BERKELEY, Calif. - The environment unalterably changed 17 minutes before tipoff Thursday when Cal's Straw Hat Band marched into acoustics-challenged Haas Pavilion and made a racket that raged for more than two hours.
There were five drummers, four guys carrying tubas, six flutists, 37 Bears blaring their horns and one cymbalist. Arizona was going to be badly outnumbered.
It was like the glory days at McKale Center when, on cue, the pep band would deliver so much energy to the arena that the Other Team never had a chance, and everybody knew it.
Cal had won 17 straight at Haas and has the maturity and leadership of the Pac-12's two most valuable seniors, meddlesome guard Jorge Gutierrez and determined power forward Harper Kamp. As quickly as the Bears took a 22-9 lead, Cal's student section began to chant "Hip, Hip, Jorge! Hip, Hip Jorge!"
It looked to be that kind of night for the depth- and size-challenged Wildcats, who haven't been more vulnerable since, when, 1984?
This was going to be a victory concert at Haas, loud music annoying the once-proud visitors all night, as the Bears continued to position themselves for a second league championship in three years.
Well, it was noisy, all right. At halftime, the crowd booed the officials so loudly and with such fervor that you almost couldn't hear the band. Arizona led 45-34, a stunning turn of events that so disturbed Cal coaches Mike Montgomery and Jay John that they left the court shouting at one another, face to face.
Perhaps they were both saying the same thing: "What happened?"
Here's what happened: Arizona won 78-74 on a night it was down to a handful of healthy players in the last five minutes, when Solomon Hill fouled out, when Angelo Chol played his best game as a collegian, when Nick Johnson and Kyle Fogg blocked shots in the improbable, crazy, final minute, and when the UA's season that seemed to be lost, was found.
"No one's dead," said UA coach Sean Miller. "We can still breathe."

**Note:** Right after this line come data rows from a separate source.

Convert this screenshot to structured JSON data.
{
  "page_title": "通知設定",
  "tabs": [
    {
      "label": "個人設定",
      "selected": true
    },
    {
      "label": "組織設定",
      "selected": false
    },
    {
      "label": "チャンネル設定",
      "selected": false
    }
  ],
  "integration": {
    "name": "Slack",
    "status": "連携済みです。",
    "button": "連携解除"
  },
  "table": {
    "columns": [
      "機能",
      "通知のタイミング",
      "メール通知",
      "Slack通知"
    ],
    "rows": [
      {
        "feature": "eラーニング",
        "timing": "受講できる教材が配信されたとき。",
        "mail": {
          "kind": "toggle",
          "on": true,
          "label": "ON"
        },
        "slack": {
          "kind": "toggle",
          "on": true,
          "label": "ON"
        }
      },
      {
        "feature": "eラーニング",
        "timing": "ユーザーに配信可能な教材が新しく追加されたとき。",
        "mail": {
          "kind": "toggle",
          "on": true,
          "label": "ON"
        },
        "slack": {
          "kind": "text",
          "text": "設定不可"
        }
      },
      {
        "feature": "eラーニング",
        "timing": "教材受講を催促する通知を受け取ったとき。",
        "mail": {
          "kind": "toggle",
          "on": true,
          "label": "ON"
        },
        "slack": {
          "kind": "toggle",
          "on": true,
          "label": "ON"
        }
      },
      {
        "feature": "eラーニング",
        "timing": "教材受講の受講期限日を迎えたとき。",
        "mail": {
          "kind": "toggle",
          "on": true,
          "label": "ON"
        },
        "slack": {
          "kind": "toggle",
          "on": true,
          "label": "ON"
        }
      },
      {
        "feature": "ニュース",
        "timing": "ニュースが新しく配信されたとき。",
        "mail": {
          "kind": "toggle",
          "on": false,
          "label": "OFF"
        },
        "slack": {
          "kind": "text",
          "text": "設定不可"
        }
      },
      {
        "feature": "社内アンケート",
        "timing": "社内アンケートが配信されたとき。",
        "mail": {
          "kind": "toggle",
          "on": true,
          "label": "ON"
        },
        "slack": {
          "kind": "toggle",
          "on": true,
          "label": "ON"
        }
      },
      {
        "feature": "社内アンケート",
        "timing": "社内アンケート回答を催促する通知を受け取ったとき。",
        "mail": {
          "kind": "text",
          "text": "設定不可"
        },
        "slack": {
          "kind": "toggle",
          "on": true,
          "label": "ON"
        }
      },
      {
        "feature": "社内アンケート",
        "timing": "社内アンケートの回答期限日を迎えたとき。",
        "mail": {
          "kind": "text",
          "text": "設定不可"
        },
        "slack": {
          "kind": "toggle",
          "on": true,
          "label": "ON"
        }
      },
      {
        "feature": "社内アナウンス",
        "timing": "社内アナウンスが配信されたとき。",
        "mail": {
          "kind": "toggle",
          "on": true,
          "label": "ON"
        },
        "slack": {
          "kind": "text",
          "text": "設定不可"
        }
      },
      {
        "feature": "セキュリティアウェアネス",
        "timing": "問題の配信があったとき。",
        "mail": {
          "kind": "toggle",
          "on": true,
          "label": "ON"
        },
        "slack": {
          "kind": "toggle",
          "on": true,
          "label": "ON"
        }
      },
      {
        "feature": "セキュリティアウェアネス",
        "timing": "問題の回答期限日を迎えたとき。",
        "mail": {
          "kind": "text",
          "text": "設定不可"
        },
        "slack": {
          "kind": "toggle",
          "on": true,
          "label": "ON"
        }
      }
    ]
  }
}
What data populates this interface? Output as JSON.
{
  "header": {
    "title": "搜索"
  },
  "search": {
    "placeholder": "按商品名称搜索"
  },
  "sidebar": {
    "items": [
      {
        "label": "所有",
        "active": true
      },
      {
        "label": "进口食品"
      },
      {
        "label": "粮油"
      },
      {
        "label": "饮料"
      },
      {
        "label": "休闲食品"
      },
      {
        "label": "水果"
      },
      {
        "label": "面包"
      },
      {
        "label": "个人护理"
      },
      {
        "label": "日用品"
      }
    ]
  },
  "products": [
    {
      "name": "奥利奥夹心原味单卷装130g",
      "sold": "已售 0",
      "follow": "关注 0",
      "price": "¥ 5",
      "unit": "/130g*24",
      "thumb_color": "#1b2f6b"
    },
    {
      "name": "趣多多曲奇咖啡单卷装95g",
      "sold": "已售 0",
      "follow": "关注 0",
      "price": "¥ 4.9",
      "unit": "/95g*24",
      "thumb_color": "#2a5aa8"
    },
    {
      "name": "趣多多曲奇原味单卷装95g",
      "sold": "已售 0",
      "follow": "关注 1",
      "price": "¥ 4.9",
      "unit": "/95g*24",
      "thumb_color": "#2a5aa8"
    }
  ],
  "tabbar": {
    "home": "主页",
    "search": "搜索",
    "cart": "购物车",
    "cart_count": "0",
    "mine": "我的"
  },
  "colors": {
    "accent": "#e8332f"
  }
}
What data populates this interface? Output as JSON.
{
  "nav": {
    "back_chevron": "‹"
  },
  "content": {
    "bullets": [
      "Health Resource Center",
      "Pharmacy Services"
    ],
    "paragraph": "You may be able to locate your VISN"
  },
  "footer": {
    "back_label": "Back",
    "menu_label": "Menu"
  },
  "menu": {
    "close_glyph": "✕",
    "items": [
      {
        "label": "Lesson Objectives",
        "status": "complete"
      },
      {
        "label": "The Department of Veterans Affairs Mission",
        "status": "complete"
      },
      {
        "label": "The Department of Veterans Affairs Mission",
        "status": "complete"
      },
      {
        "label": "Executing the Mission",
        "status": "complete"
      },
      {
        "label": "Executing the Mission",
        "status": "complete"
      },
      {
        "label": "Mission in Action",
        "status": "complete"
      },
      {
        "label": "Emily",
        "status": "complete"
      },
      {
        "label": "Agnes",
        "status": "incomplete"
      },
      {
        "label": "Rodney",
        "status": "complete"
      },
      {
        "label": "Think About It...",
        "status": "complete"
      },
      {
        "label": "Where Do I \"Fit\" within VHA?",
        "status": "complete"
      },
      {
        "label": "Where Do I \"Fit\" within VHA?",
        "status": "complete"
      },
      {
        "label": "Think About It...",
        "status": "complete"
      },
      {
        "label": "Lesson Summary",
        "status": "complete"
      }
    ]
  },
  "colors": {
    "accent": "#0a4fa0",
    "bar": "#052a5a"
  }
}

Incredibly, Arizona missed 14 of 29 free throws, and Cal made 15 of its 16. And the Wildcats still won.
"It was as crazy as the triple-overtime game here last year," said Fogg, who, according to Miller, had his best game as a Wildcat, scoring 23 points and playing effective defense on star Bears guard Allen Crabbe.
"A lot of people wouldn't have liked our chances, especially when we got down so bad at the beginning. But we've worked too hard to just disappear. We showed a lot of guts."
The Wildcats won because they were tougher than the Bears, more physical, and because they didn't give in to the crowd or the Bears' comeback.
"They really executed well," said Cal coach Mike Montgomery. "We should have been able to hang in there, but we were 1 for 8 from three-point range, and they were 7 for 11. That's critical. I don't think we were the aggressor and that's concerning."
Tension was so great at the start of the second half that two blue-uniformed policemen stationed themselves in front of the Cal student section. Just to make sure nobody got carried away, right? First place in Pac-12 hoops can be serious business.
Such was the setting when the Bears made their inevitable comeback, finally tying the game at 72, responding to the rowdy crowd and wearing down Arizona's thin roster - Jordin Mayes (foot) is the latest to be injured - with Kamp, Gutierrez and adrenaline if nothing else.
Say this for Gutierrez, he's a riot. He almost started one with 4:46 remaining, barreling into the UA bench while attempting to corral a loose ball, landing smack on top of UA assistant coach Joe Pasternack.
"In (Gutierrez's) opinion, one of the coaches on the other team did something he shouldn't," Montgomery said.
For a few tense minutes, it appeared as though the Wildcats might be involved in an ejection for the fourth consecutive Thursday. Instead, at the most unlikely time, they rallied and held the Bears to four points in the final 4:46, breaking free from a maddening series of last-minute Pac-12 losses to Oregon, Colorado and Washington.
"It was really physical," said Kamp, who followed his career-high 33 against Arizona at Haas last season, with 22 on Thursday. "They were letting us play a lot. There was a lot of pushing and shoving. You can't complain about the way things are going. You just have to play through it and find a way to make plays."
Kamp wasn't talking about Chol, the UA freshman, but Chol was a factor everywhere in 16 minutes. It was the most Chol has played since he got 19 minutes against San Diego State, and he scored his career high, eight points.
"It was inspiring to watch him play," Miller said of his freshman center, who blocked two shots.
Never one to give an inch, the fiery Miller insisted that the Wildcats didn't play any better at the finish Thursday night than they did in those losses to Colorado, Oregon and Washington.
"We're 15-8 and we're probably four or five plays away from being in a different situation, maybe going for the Pac-12 championship," he said. "If you just stay with it, sometimes it will come back around, and tonight it did."
Contact Greg Hansen at 573-4362 or firstname.lastname@example.org